I've been researching some French ancestors lately, having fun with websites for archives throughout France. There are some really great records freely available online, but getting everything out of them means not only reading >100-year-old handwritten documents, but also reading them in French (not to mention following the French instructions on the websites - note: I... Continue Reading →
Just by looking at U.S. and New York Census records for the McLeods of Schenectady, I’ve figured out a bit of their story, and it’s left me very interested to learn more.

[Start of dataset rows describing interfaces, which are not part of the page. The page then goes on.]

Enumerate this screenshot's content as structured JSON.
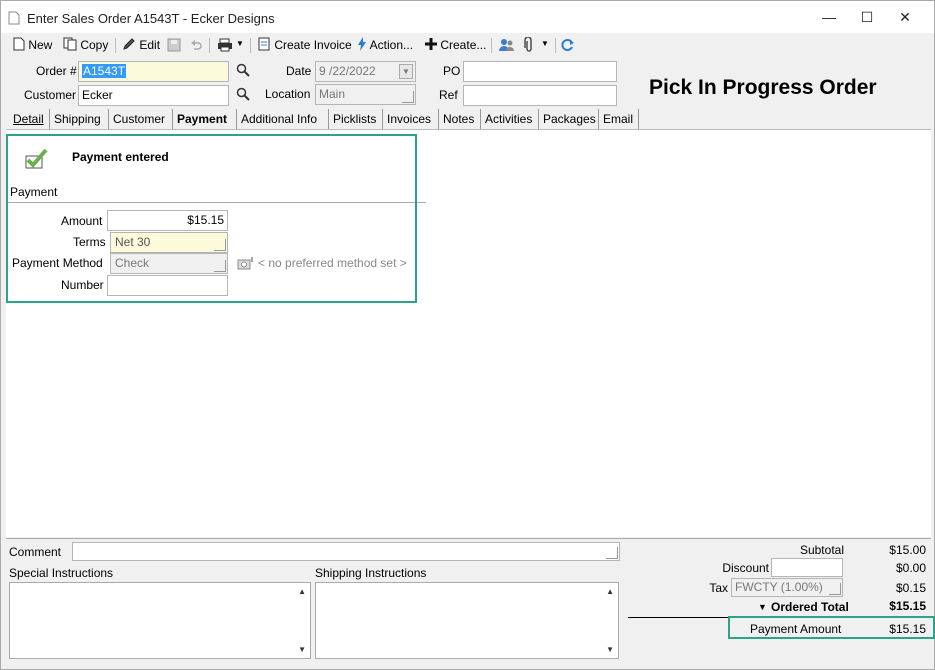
{
  "window": {
    "title": "Enter Sales Order A1543T - Ecker Designs",
    "minimize": "—",
    "maximize": "☐",
    "close": "✕"
  },
  "toolbar": {
    "new": "New",
    "copy": "Copy",
    "edit": "Edit",
    "create_invoice": "Create Invoice",
    "action": "Action...",
    "create": "Create..."
  },
  "header": {
    "order_label": "Order #",
    "order_value": "A1543T",
    "customer_label": "Customer",
    "customer_value": "Ecker",
    "date_label": "Date",
    "date_value": "9 /22/2022",
    "location_label": "Location",
    "location_value": "Main",
    "po_label": "PO",
    "po_value": "",
    "ref_label": "Ref",
    "ref_value": "",
    "banner": "Pick In Progress Order"
  },
  "tabs": [
    {
      "label": "Detail"
    },
    {
      "label": "Shipping"
    },
    {
      "label": "Customer"
    },
    {
      "label": "Payment"
    },
    {
      "label": "Additional Info"
    },
    {
      "label": "Picklists"
    },
    {
      "label": "Invoices"
    },
    {
      "label": "Notes"
    },
    {
      "label": "Activities"
    },
    {
      "label": "Packages"
    },
    {
      "label": "Email"
    }
  ],
  "payment": {
    "status": "Payment entered",
    "section": "Payment",
    "amount_label": "Amount",
    "amount_value": "$15.15",
    "terms_label": "Terms",
    "terms_value": "Net 30",
    "method_label": "Payment Method",
    "method_value": "Check",
    "method_hint": "< no preferred method set >",
    "number_label": "Number",
    "number_value": ""
  },
  "footer": {
    "comment_label": "Comment",
    "special_label": "Special Instructions",
    "shipping_label": "Shipping Instructions",
    "subtotal_label": "Subtotal",
    "subtotal_value": "$15.00",
    "discount_label": "Discount",
    "discount_value": "$0.00",
    "tax_label": "Tax",
    "tax_code": "FWCTY (1.00%)",
    "tax_value": "$0.15",
    "ordered_total_label": "Ordered Total",
    "ordered_total_value": "$15.15",
    "payment_amount_label": "Payment Amount",
    "payment_amount_value": "$15.15"
  },
  "colors": {
    "highlight": "#2aa38a",
    "selection": "#3399ff",
    "check": "#6ab04c"
  },
  "icons": [
    "document-icon",
    "copy-icon",
    "pencil-icon",
    "save-icon",
    "undo-icon",
    "print-icon",
    "invoice-icon",
    "lightning-icon",
    "plus-icon",
    "users-icon",
    "paperclip-icon",
    "refresh-icon",
    "search-icon",
    "check-icon",
    "camera-icon"
  ]
}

I love finding stuff like this. My husband’s grandmother, Dorothy (Keane) Burns, was listed in the 1930 U.S. Census as a little girl (age 5), niece of the head of household (Edmund Sweeney), and living at 523 West 135th Street in Manhattan, New York.1 Also in the household were: Ellen Sweeney, Edmund’s wife (age 36,... Continue Reading →
The start of my genealogical "research" a couple of decades ago consisted mostly of reading through things my family had done already and drawing pedigrees of my ancestors. At some point, my dad and I visited cemeteries where we knew family should be, took some pictures, and added a few names and dates to our... Continue Reading →
My great grandfather was born Benjamin Franklin Wright, about 1892 in Delaware (“near Harrington”). He appears to have been named for his father, Benjamin Franklin Wright, (and presumably also for another, more famous, Benjamin Franklin). My great grandfather though, didn’t much like his given name, and for most of his life went by “Frank B.”... Continue Reading →
Analyzing full census data for Bridgeport City and Fairfield County, Connecticut, in 1920 to get some context for a Polish family of interest living there at the time.
For Week 4 of Amy Johnson Crow's #52 Ancestors challenge, the suggestion is to write about someone we'd like to invite to dinner. The person who came to mind is my 2nd-great grandfather, George William Rutledge. While I would like to know more about most of my ancestors, and I'm sure many of them would... Continue Reading →